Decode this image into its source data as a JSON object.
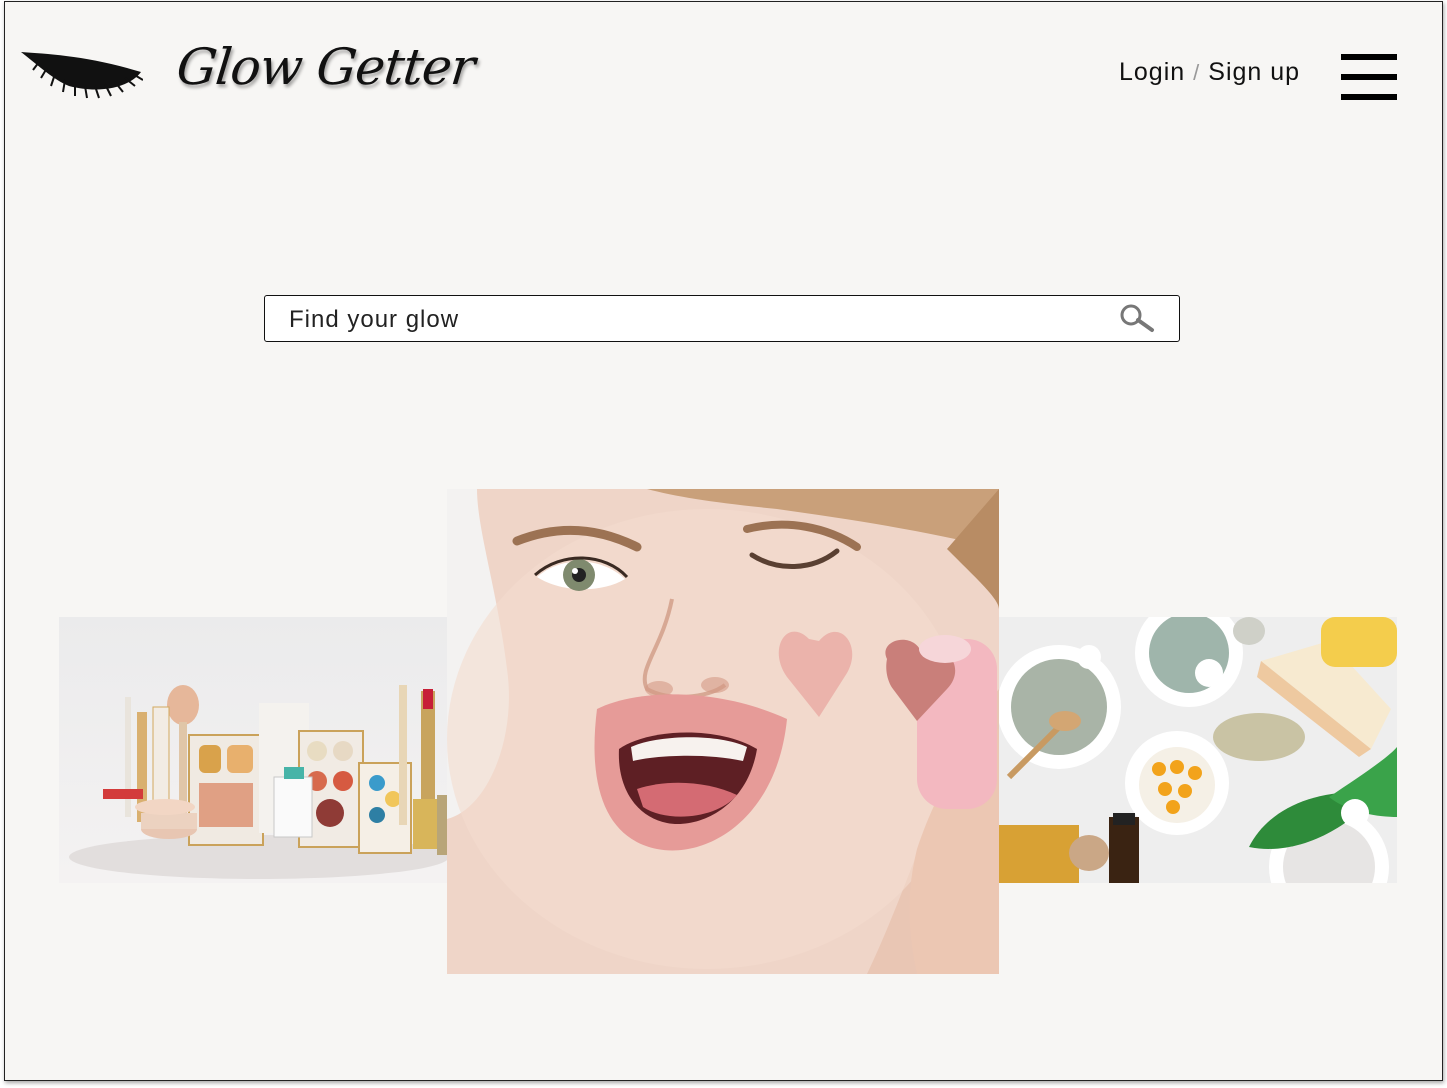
{
  "header": {
    "brand": "Glow Getter",
    "login_label": "Login",
    "separator": "/",
    "signup_label": "Sign up"
  },
  "search": {
    "placeholder": "Find your glow"
  },
  "gallery": {
    "images": [
      "makeup-products-photo",
      "woman-winking-blush-photo",
      "natural-skincare-ingredients-photo"
    ]
  },
  "colors": {
    "background": "#f7f6f4",
    "text": "#111111"
  }
}
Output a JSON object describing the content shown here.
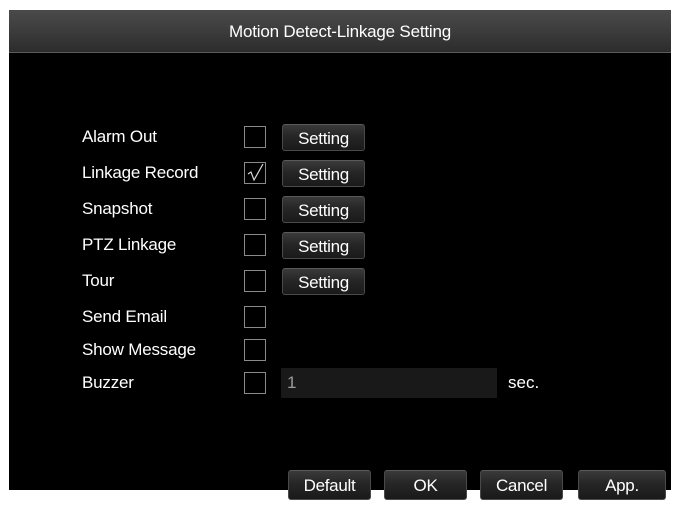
{
  "window": {
    "title": "Motion Detect-Linkage Setting"
  },
  "rows": [
    {
      "label": "Alarm Out",
      "checked": false,
      "setting_label": "Setting"
    },
    {
      "label": "Linkage Record",
      "checked": true,
      "setting_label": "Setting"
    },
    {
      "label": "Snapshot",
      "checked": false,
      "setting_label": "Setting"
    },
    {
      "label": "PTZ Linkage",
      "checked": false,
      "setting_label": "Setting"
    },
    {
      "label": "Tour",
      "checked": false,
      "setting_label": "Setting"
    },
    {
      "label": "Send Email",
      "checked": false
    },
    {
      "label": "Show Message",
      "checked": false
    },
    {
      "label": "Buzzer",
      "checked": false
    }
  ],
  "buzzer": {
    "value": "1",
    "unit": "sec."
  },
  "footer": {
    "default_label": "Default",
    "ok_label": "OK",
    "cancel_label": "Cancel",
    "apply_label": "App."
  },
  "colors": {
    "background": "#000000",
    "text": "#ffffff",
    "input_bg": "#191919"
  }
}
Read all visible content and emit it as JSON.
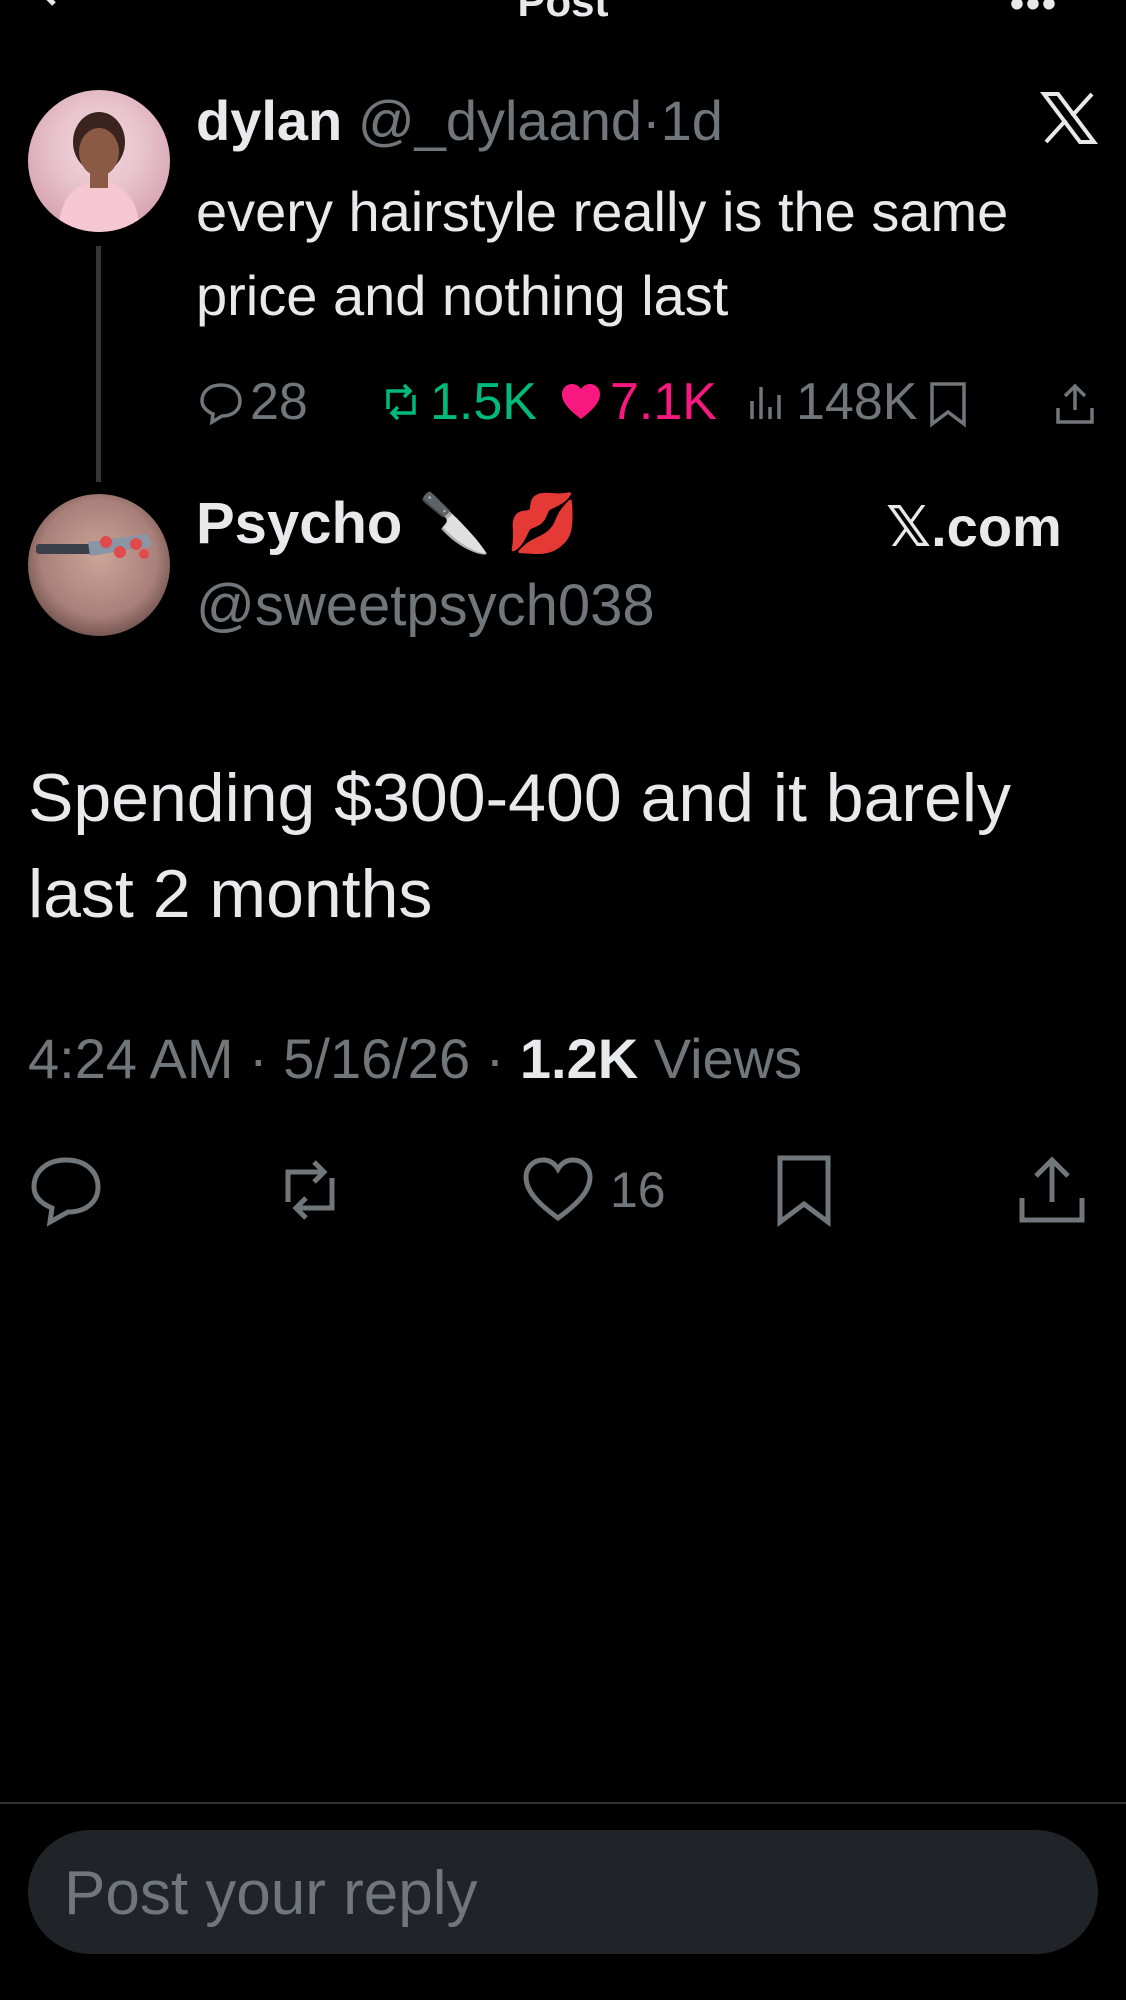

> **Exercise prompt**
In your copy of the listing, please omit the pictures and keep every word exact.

> **Answer for the task**
Decode this image into its source data as a JSON object.
{
  "header": {
    "brand": "Glow Getter",
    "login_label": "Login",
    "separator": "/",
    "signup_label": "Sign up"
  },
  "search": {
    "placeholder": "Find your glow"
  },
  "gallery": {
    "images": [
      "makeup-products-photo",
      "woman-winking-blush-photo",
      "natural-skincare-ingredients-photo"
    ]
  },
  "colors": {
    "background": "#f7f6f4",
    "text": "#111111"
  }
}
Output a JSON object describing the content shown here.
{
  "window": {
    "title": "Motion Detect-Linkage Setting"
  },
  "rows": [
    {
      "label": "Alarm Out",
      "checked": false,
      "setting_label": "Setting"
    },
    {
      "label": "Linkage Record",
      "checked": true,
      "setting_label": "Setting"
    },
    {
      "label": "Snapshot",
      "checked": false,
      "setting_label": "Setting"
    },
    {
      "label": "PTZ Linkage",
      "checked": false,
      "setting_label": "Setting"
    },
    {
      "label": "Tour",
      "checked": false,
      "setting_label": "Setting"
    },
    {
      "label": "Send Email",
      "checked": false
    },
    {
      "label": "Show Message",
      "checked": false
    },
    {
      "label": "Buzzer",
      "checked": false
    }
  ],
  "buzzer": {
    "value": "1",
    "unit": "sec."
  },
  "footer": {
    "default_label": "Default",
    "ok_label": "OK",
    "cancel_label": "Cancel",
    "apply_label": "App."
  },
  "colors": {
    "background": "#000000",
    "text": "#ffffff",
    "input_bg": "#191919"
  }
}
Read all visible content and emit it as JSON.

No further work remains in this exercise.